She says: “For her 80th birthday I baked her a cake and gave her when she was searched by security. I also wrote to the Queen when Prince Philip died and got a nice message back. She is very nice.”
Margaret, who was nine when the Queen was crowned on June 2, 1953, says it is the monarch’s sense of duty to the nation that makes her a superfan favourite.
She says: “The way she has taken care of us over the years has been fantastic. There’s something magical about her.”
Two mugs from the charity shop sparked a £30,000 collection…
Tajinder Nahar stands between porcelain plates and mugs, books and parlor games, pictures and tea trays and beams with pride.
The royal superfan, 65, has taken 30 years and more than £30,000 to create his collection, which started out of boredom.
“I was 35 and unemployed,” recalls the semi-retired builder from Hayes, Middlesex. “I was at home with nothing to do when my then-wife said, ‘Why don’t you start a collection?’
“Initially, when she sent me to the charity shop, I was hesitant. But when I saw two mugs with Queen Elizabeth’s face on them, I just knew. That was the beginning of everything.”
Tajinder, who moved to Britain from India when he was 24, says: “Unlike the distant kings and queens I met in history class, Queen Elizabeth was right there. You could turn on the TV and see them, or turn on the radio and hear them. She was always so dignified.”
After the first few purchases, he says, “I started looking for items two or three times a week. I would visit all the charity shops and flea markets.”
Within months there was no more room in the kitchen. “It started creeping into every room,” he laughs. “I had to start stashing some of this under our bed! She is an amazing woman who has done so much for this country. My collection is a small way of showing that.”
The Queen’s celebration also became a family project.
“I came home from my shopping trips with all these bags and I got my three kids to help me sort.”
They soon got used to their father barging into a store whenever he spotted royal memorabilia. “I’d barge in and be like, ‘How much? Just give it to me!’”
Decades later, his children are still jokingly taking revenge.
“If I don’t go to the market, they’ll say, ‘Dad, you missed so many great things,’ to scare me,” he laughs.
His hobby was also one of the first things he shared with his current partner Jaya Mekban, 61, when they met in 2008. “I don’t think she knew what to say,” he says.
Of the amount he spent, he says: “Sometimes I would spend £100, sometimes it could be less than £1 for a thimble or a flag.”
In February, Tajinder’s daughter wrote to the palace inviting the queen to tea.

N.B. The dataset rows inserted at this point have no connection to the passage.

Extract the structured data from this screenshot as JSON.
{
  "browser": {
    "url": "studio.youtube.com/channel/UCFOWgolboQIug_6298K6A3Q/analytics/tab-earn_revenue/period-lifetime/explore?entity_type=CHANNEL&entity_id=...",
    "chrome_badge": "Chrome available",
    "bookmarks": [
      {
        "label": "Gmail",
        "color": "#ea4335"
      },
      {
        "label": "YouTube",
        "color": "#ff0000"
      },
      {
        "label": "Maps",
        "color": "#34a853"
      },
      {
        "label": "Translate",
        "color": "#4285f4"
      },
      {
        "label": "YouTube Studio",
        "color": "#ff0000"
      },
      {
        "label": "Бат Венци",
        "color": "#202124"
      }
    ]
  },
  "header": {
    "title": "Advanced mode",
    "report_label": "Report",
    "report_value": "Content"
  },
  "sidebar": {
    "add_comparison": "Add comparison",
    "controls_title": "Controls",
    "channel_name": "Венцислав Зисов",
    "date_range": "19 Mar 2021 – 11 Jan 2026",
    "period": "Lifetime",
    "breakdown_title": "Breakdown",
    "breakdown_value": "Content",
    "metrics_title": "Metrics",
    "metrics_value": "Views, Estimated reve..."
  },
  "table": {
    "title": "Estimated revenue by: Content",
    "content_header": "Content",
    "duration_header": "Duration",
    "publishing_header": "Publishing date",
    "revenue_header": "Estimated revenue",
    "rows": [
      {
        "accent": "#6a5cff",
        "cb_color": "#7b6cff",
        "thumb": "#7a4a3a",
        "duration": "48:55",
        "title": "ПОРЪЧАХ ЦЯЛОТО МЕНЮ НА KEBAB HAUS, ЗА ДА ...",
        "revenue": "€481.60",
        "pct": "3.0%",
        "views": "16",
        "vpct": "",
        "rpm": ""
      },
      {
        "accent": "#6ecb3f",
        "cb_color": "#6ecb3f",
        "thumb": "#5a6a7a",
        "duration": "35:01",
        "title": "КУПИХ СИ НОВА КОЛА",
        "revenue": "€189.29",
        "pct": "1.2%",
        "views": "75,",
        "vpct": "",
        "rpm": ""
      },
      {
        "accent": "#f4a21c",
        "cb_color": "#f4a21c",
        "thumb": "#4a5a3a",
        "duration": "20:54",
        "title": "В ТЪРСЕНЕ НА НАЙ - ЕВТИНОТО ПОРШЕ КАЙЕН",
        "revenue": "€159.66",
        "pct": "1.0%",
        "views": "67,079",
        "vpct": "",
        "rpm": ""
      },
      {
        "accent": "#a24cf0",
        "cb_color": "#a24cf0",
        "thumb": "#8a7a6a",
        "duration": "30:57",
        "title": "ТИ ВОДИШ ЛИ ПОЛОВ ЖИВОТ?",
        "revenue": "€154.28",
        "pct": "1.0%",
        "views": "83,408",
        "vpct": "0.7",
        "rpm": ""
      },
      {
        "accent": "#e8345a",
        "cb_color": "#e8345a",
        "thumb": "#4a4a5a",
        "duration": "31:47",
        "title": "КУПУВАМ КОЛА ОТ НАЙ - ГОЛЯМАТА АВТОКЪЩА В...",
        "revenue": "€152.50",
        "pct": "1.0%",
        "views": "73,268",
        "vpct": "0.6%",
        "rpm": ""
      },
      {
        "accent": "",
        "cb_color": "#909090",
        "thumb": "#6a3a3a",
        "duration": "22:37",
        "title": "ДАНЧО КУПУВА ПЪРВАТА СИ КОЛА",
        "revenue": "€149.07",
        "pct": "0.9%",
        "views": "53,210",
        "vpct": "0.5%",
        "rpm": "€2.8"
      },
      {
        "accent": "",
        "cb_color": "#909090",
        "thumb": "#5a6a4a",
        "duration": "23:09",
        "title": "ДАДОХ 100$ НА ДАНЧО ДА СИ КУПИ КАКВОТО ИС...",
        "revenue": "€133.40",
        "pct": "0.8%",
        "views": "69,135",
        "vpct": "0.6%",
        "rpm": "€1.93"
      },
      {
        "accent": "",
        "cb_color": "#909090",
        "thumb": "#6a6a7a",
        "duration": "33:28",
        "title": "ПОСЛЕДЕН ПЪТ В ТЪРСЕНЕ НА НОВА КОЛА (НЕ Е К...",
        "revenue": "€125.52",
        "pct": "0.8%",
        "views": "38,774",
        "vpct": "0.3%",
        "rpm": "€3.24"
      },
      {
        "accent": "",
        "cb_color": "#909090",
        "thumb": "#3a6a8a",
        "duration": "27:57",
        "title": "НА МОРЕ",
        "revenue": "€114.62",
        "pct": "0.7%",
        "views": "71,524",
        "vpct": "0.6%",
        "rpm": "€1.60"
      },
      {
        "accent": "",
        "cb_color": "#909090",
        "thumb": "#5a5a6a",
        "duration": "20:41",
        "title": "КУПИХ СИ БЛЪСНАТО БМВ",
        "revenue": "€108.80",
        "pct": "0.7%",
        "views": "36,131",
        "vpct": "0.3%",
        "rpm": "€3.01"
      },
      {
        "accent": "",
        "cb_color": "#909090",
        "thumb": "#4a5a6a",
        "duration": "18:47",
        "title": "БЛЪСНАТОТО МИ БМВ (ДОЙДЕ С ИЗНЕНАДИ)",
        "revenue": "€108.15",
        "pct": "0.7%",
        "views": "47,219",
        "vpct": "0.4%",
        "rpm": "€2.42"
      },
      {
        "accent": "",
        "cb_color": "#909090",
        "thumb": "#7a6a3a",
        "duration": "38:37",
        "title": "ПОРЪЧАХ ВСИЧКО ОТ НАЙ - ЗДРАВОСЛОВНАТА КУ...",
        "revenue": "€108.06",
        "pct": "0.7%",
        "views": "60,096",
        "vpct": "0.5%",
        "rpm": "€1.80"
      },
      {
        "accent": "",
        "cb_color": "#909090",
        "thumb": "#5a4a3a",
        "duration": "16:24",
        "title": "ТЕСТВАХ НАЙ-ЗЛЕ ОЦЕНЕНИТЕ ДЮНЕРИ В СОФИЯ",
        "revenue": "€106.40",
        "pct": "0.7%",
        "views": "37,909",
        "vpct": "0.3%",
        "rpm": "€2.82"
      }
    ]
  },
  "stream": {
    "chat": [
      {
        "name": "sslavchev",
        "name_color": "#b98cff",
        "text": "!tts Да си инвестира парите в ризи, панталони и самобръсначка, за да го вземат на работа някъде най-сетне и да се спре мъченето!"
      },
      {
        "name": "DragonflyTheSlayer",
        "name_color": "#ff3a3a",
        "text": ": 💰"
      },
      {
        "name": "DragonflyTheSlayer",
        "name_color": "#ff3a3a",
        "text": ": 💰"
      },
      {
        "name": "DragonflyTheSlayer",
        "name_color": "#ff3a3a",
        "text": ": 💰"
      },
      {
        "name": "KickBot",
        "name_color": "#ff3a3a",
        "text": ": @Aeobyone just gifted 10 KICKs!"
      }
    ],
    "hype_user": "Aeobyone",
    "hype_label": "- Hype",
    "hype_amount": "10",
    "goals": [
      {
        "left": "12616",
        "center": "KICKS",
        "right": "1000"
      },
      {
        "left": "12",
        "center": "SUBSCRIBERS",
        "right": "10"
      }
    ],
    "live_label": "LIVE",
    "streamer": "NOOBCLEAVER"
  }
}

What would he say if she arrived?
“I know if I stood in front of her, I would be speechless,” he says.
https://www.mirror.co.uk/news/uk-news/meet-queens-superfans-who-spend-27064696 Meet the Queen's superfans who spend thousands decorating homes with royal gadgets